Is it hypocritical for members of the Jewish community to attempt to prevent individuals who are purportedly "anti-Israel" from appearing at certain events, while, at the same time, decrying attempts by others to prevent pro-Israel speakers from appearing at other events?
The issue was brought into focus in Winnipeg recently, when Palestinian-American activist Linda Sarsour was invited to participate in a panel discussion about community organizing. In my newspaper, the Jewish Post & News, I tried to make the point that many other anti-Israel speakers have come to Winnipeg in the past, without anyone batting an eye. The list includes former British member of Parliament George Galloway, who, in my opinion, was far harsher in his denunciation of Israeli government policy than Sarsour has ever been.
Granted, Galloway – along with other noted anti-Israel speakers, such as Norman Finkelstein, Mordecai Briemberg and Michael Keefer – all appeared in Winnipeg prior to the social media age. Nonetheless, not one of them drew much attention at all, except from fringe media outlets. I would suggest that the same would have held with Sarsour, except that a couple of noisy individuals in our community who have taken it upon themselves to identify who is an enemy of Israel, began a social media campaign demanding that she be disinvited.
What was the result? Major Jewish organizations, notably Winnipeg's Jewish Federation, along with B'nai Brith, joined in the hue and cry. Ultimately, Winnipeg's own mayor, Brian Bowman, added his own voice to those calling for Sarsour to be shut out of the city. (Bowman was photographed standing with representatives of the Jewish Federation and B'nai Brith when he issued his statement.)
At Sarsour's panel discussion, which I attended, there were three TV cameras. The next day, Sarsour was featured prominently in our two daily newspapers, along with a full range of reports on various radio stations and the three TV stations. It left me wondering: would she have attracted any attention at all had the campaign to disinvite her never been initiated?

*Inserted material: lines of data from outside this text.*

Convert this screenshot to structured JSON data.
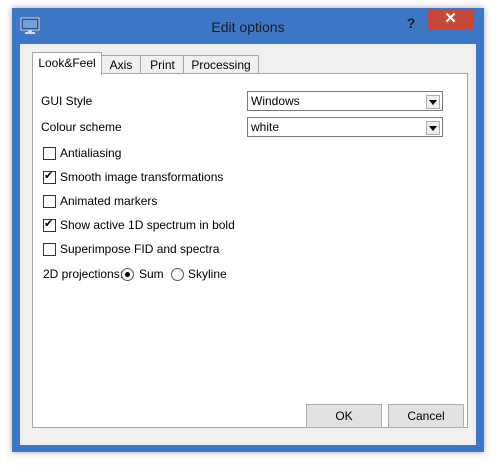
{
  "window": {
    "title": "Edit options",
    "help_label": "?",
    "close_label": "✕"
  },
  "tabs": [
    {
      "label": "Look&Feel",
      "active": true
    },
    {
      "label": "Axis"
    },
    {
      "label": "Print"
    },
    {
      "label": "Processing"
    }
  ],
  "look_feel": {
    "gui_style": {
      "label": "GUI Style",
      "value": "Windows"
    },
    "colour_scheme": {
      "label": "Colour scheme",
      "value": "white"
    },
    "checkboxes": [
      {
        "label": "Antialiasing",
        "checked": false
      },
      {
        "label": "Smooth image transformations",
        "checked": true
      },
      {
        "label": "Animated markers",
        "checked": false
      },
      {
        "label": "Show active 1D spectrum in bold",
        "checked": true
      },
      {
        "label": "Superimpose FID and spectra",
        "checked": false
      }
    ],
    "projections": {
      "label": "2D projections:",
      "options": [
        {
          "label": "Sum",
          "selected": true
        },
        {
          "label": "Skyline",
          "selected": false
        }
      ]
    }
  },
  "buttons": {
    "ok": "OK",
    "cancel": "Cancel"
  },
  "colors": {
    "titlebar": "#3e77c5",
    "close": "#c7473b"
  }
}
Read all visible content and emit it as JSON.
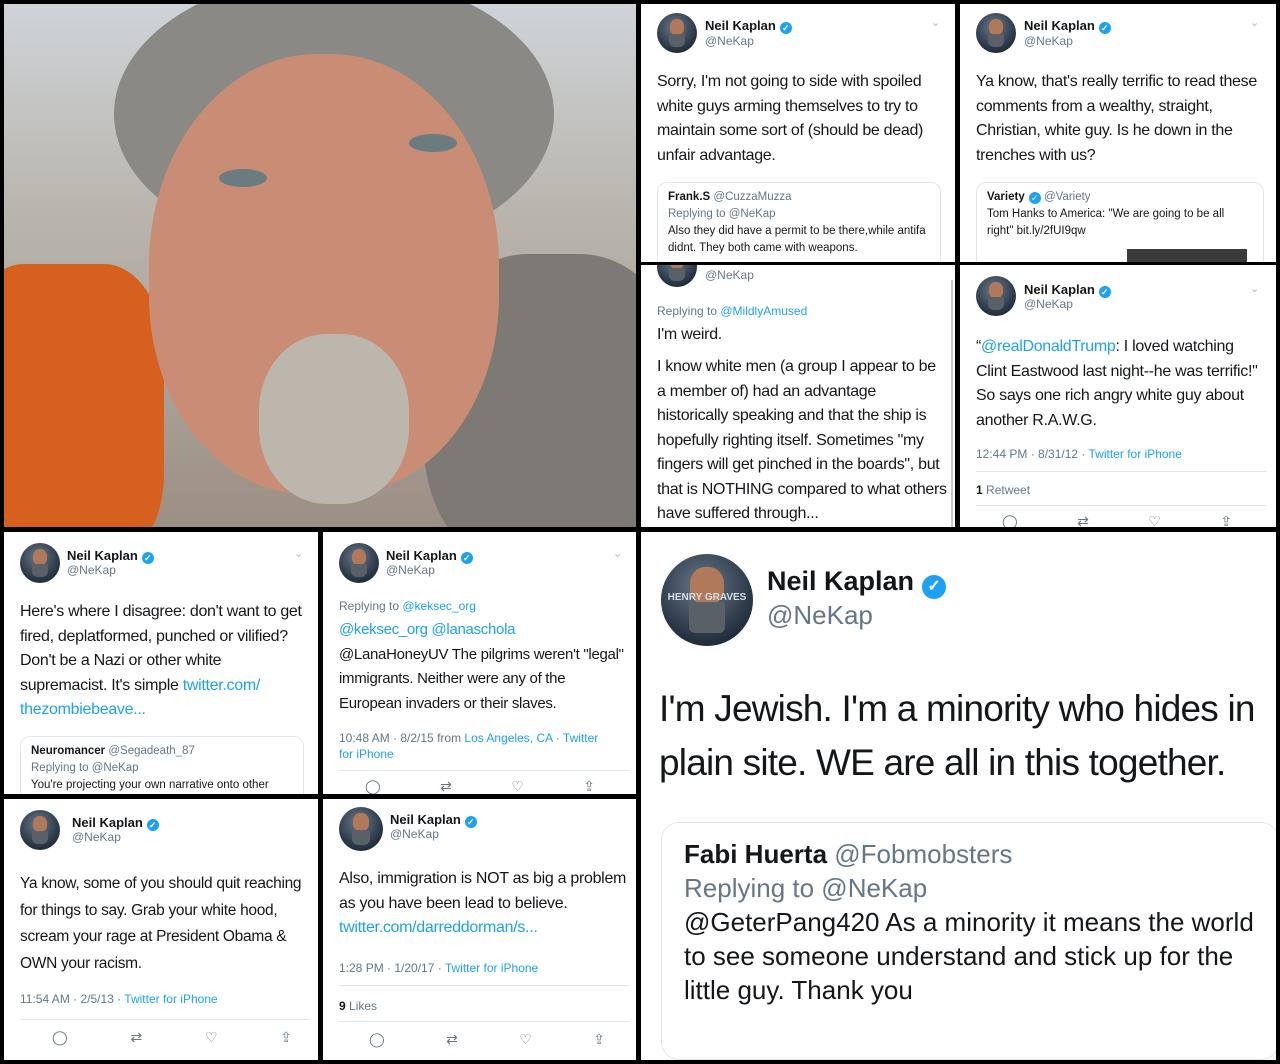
{
  "profile": {
    "name": "Neil Kaplan",
    "handle": "@NeKap",
    "verified_mark": "✓",
    "chevron": "⌄"
  },
  "icons": {
    "reply": "reply-icon",
    "retweet": "retweet-icon",
    "like": "heart-icon",
    "share": "share-icon"
  },
  "action_glyphs": {
    "reply": "◯",
    "retweet": "⇄",
    "like": "♡",
    "share": "⇪"
  },
  "t1": {
    "text": "Sorry, I'm not going to side with spoiled white guys arming themselves to try to maintain some sort of (should be dead) unfair advantage.",
    "quote_name": "Frank.S",
    "quote_handle": "@CuzzaMuzza",
    "quote_reply": "Replying to @NeKap",
    "quote_text": "Also they did have a permit to be there,while antifa didnt. They both came with weapons."
  },
  "t2": {
    "text": "Ya know, that's really terrific to read these comments from a wealthy, straight, Christian, white guy. Is he down in the trenches with us?",
    "quote_name": "Variety",
    "quote_handle": "@Variety",
    "quote_text": "Tom Hanks to America: \"We are going to be all right\" bit.ly/2fUI9qw"
  },
  "t3": {
    "handle": "@NeKap",
    "reply_prefix": "Replying to ",
    "reply_to": "@MildlyAmused",
    "line1": "I'm weird.",
    "text": "I know white men (a group I appear to be a member of) had an advantage historically speaking and that the ship is hopefully righting itself. Sometimes \"my fingers will get pinched in the boards\", but that is NOTHING compared to what others have suffered through..."
  },
  "t4": {
    "mention": "@realDonaldTrump",
    "open_quote": "“",
    "text": ": I loved watching Clint Eastwood last night--he was terrific!\" So says one rich angry white guy about another R.A.W.G.",
    "time": "12:44 PM · 8/31/12 · ",
    "source": "Twitter for iPhone",
    "retweets_count": "1",
    "retweets_label": " Retweet"
  },
  "t5": {
    "text": "Here's where I disagree: don't want to get fired, deplatformed, punched or vilified? Don't be a Nazi or other white supremacist. It's simple ",
    "link": "twitter.com/ thezombiebeave...",
    "quote_name": "Neuromancer",
    "quote_handle": "@Segadeath_87",
    "quote_reply": "Replying to @NeKap",
    "quote_text": "You're projecting your own narrative onto other"
  },
  "t6": {
    "reply_prefix": "Replying to ",
    "reply_to": "@keksec_org",
    "mentions": "@keksec_org @lanaschola",
    "text": "@LanaHoneyUV The pilgrims weren't \"legal\" immigrants. Neither were any of the European invaders or their slaves.",
    "time": "10:48 AM · 8/2/15 from ",
    "place": "Los Angeles, CA",
    "sep": " · ",
    "source": "Twitter for iPhone"
  },
  "t7": {
    "text": "Ya know, some of you should quit reaching for things to say. Grab your white hood, scream your rage at President Obama & OWN your racism.",
    "time": "11:54 AM · 2/5/13 · ",
    "source": "Twitter for iPhone"
  },
  "t8": {
    "text": "Also, immigration is NOT as big a problem as you have been lead to believe. ",
    "link": "twitter.com/darreddorman/s...",
    "time": "1:28 PM · 1/20/17 · ",
    "source": "Twitter for iPhone",
    "likes_count": "9",
    "likes_label": " Likes"
  },
  "t9": {
    "text": "I'm Jewish. I'm a minority who hides in plain site. WE are all in this together.",
    "quote_name": "Fabi Huerta",
    "quote_handle": "@Fobmobsters",
    "quote_reply": "Replying to @NeKap",
    "quote_text": "@GeterPang420 As a minority it means the world to see someone understand and stick up for the little guy. Thank you"
  },
  "avatar_badge": "HENRY GRAVES",
  "colors": {
    "link": "#1da1f2",
    "grey": "#657786",
    "border": "#e1e8ed"
  }
}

Two months earlier, a similar campaign to disinvite someone also roiled Winnipeg's Jewish community. Lex Rofeberg, a young rabbinical student, was disinvited from appearing at the Shaarey Zedek Synagogue when it was revealed that he is also associated with a group that's critical of Israeli government policy.
When rioting protesters disrupted Benjamin Netanyahu's speech at Concordia University in 2002 – and again two years later, when Ehud Barak was banned from the university – the Jewish community was shocked, and justifiably so.
More recently, there have been several instances of Israeli speakers either being shouted down, or being prevented from speaking, on American university campuses. In 2015, for example, former Israeli Supreme Court chief justice Aharon Barak, who's noted for his support of Palestinian rights, had his talk at the University of California, Irvine interrupted and curtailed. The following month, world-renowned Israeli philosopher and New York University faculty member Moshe Halbertal's lecture at the University of Minnesota was disrupted. Likewise, Arab-Israeli Bassem Eid was heckled by BDS activists at the University of Chicago and former Jerusalem mayor Nir Barkat was blocked from speaking at San Francisco State University.
And yet, when I put it to some of the anti-Sarsour faction that it was hypocritical to attempt to ban her from speaking, while, at the same time, insisting that pro-Israel speakers should have been allowed to talk, I was met with the retort: "How can you compare an Israeli prime minister with an anti-Semite?"
I don't suppose that anything I might have to say about the subject will make one whit of difference to individuals who insist on keeping blinkers on when it comes to their hypocritical positions. But, for others who might have doubts about the inconsistency of wanting to have it both ways when it comes to suppressing opinions you may not like, all the while insisting that opinions you do like should be allowed to be heard – well, at least know that you're not alone, as unpopular as that position may be these days within our Jewish community.